» Directions:
Reproduce the data exactly as given, except for any images.
★ ★ ★ ★ ★
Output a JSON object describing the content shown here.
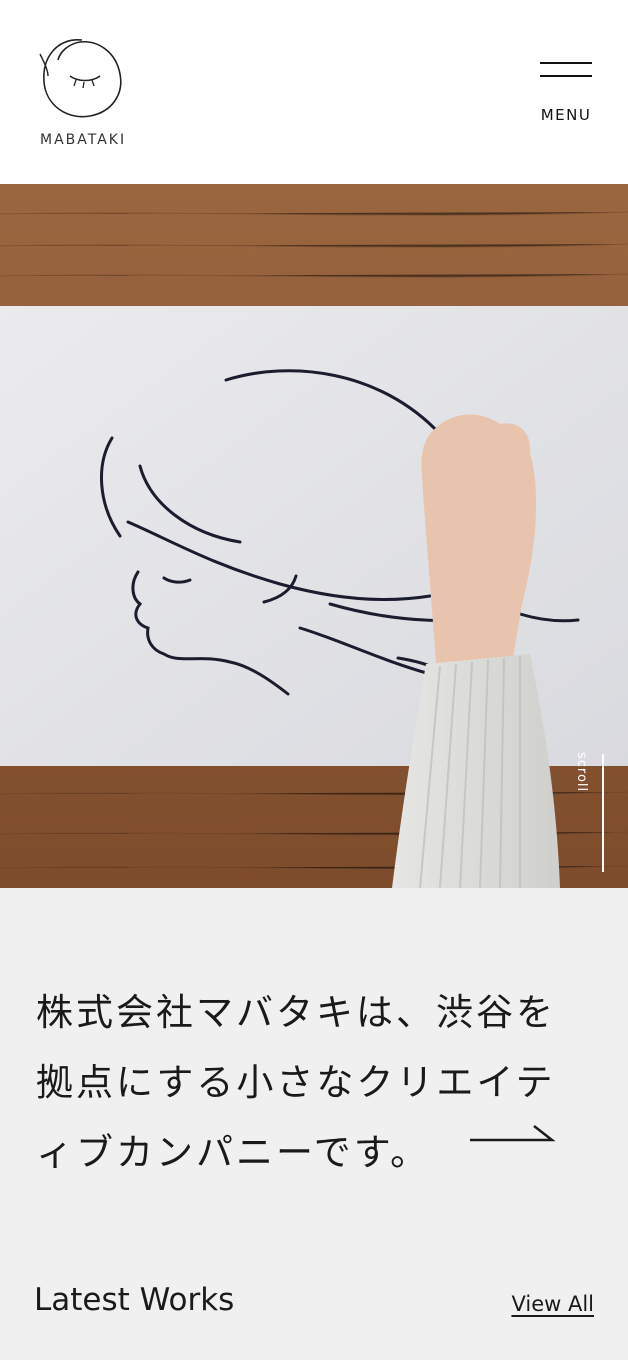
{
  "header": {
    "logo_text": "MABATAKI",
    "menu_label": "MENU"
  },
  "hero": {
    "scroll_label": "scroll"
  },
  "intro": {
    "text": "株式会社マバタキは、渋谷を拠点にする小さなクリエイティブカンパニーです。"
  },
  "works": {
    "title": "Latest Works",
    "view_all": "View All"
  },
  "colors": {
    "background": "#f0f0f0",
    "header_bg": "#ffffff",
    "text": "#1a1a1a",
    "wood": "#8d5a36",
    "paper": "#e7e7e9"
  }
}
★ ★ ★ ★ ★
» Problem solution:
Output a JSON object describing the content shown here.
{
  "header": {
    "logo_text": "MABATAKI",
    "menu_label": "MENU"
  },
  "hero": {
    "scroll_label": "scroll"
  },
  "intro": {
    "text": "株式会社マバタキは、渋谷を拠点にする小さなクリエイティブカンパニーです。"
  },
  "works": {
    "title": "Latest Works",
    "view_all": "View All"
  },
  "colors": {
    "background": "#f0f0f0",
    "header_bg": "#ffffff",
    "text": "#1a1a1a",
    "wood": "#8d5a36",
    "paper": "#e7e7e9"
  }
}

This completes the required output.